Work request: Keep the pictures out. Restate the entries below word for word.

─── Data under study ───

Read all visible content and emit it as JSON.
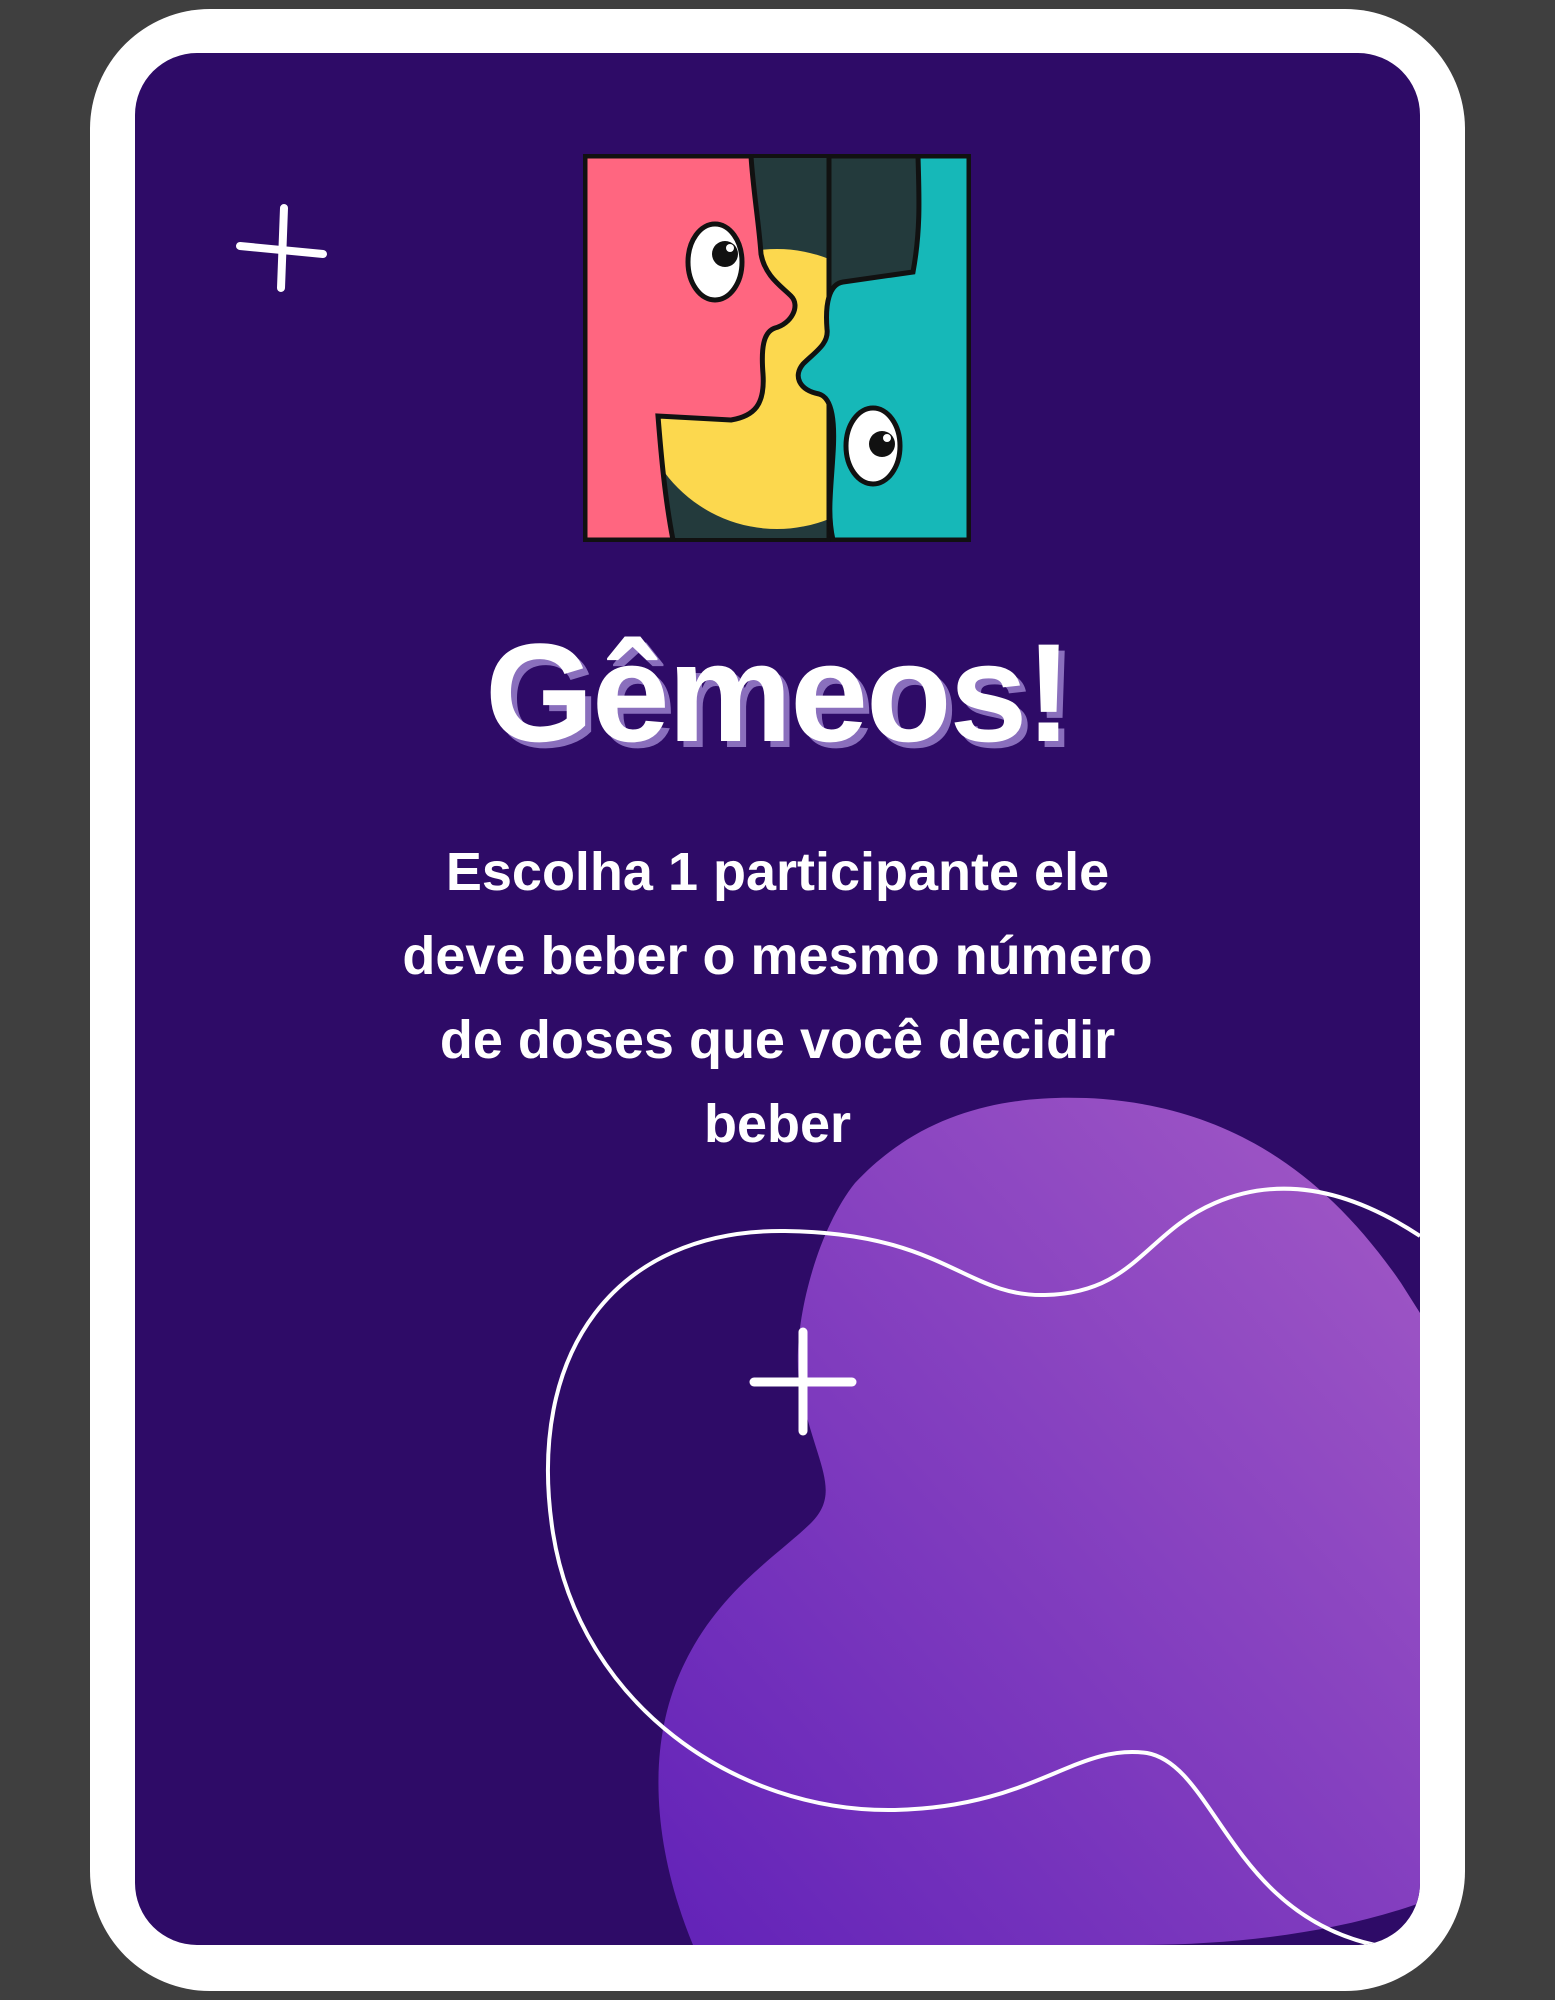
{
  "card": {
    "title": "Gêmeos!",
    "description": "Escolha 1 participante ele deve beber o mesmo número de doses que você decidir beber",
    "logo_icon": "twin-faces-icon",
    "decorations": [
      "sparkle-plus-icon",
      "sparkle-plus-icon",
      "purple-blob",
      "outline-ring"
    ]
  },
  "colors": {
    "page_background": "#3f3f3f",
    "card_border": "#ffffff",
    "card_background": "#2e0b67",
    "blob_gradient_start": "#6222b8",
    "blob_gradient_end": "#a35ac6",
    "title_shadow": "#8a6fbd",
    "face_pink": "#ff6680",
    "face_teal": "#16b8b8",
    "moon_yellow": "#fcd84e",
    "dark_green": "#233a3c"
  }
}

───

Response to the task:
Read all visible content and emit it as JSON.
{
  "card": {
    "title": "Gêmeos!",
    "description": "Escolha 1 participante ele deve beber o mesmo número de doses que você decidir beber",
    "logo_icon": "twin-faces-icon",
    "decorations": [
      "sparkle-plus-icon",
      "sparkle-plus-icon",
      "purple-blob",
      "outline-ring"
    ]
  },
  "colors": {
    "page_background": "#3f3f3f",
    "card_border": "#ffffff",
    "card_background": "#2e0b67",
    "blob_gradient_start": "#6222b8",
    "blob_gradient_end": "#a35ac6",
    "title_shadow": "#8a6fbd",
    "face_pink": "#ff6680",
    "face_teal": "#16b8b8",
    "moon_yellow": "#fcd84e",
    "dark_green": "#233a3c"
  }
}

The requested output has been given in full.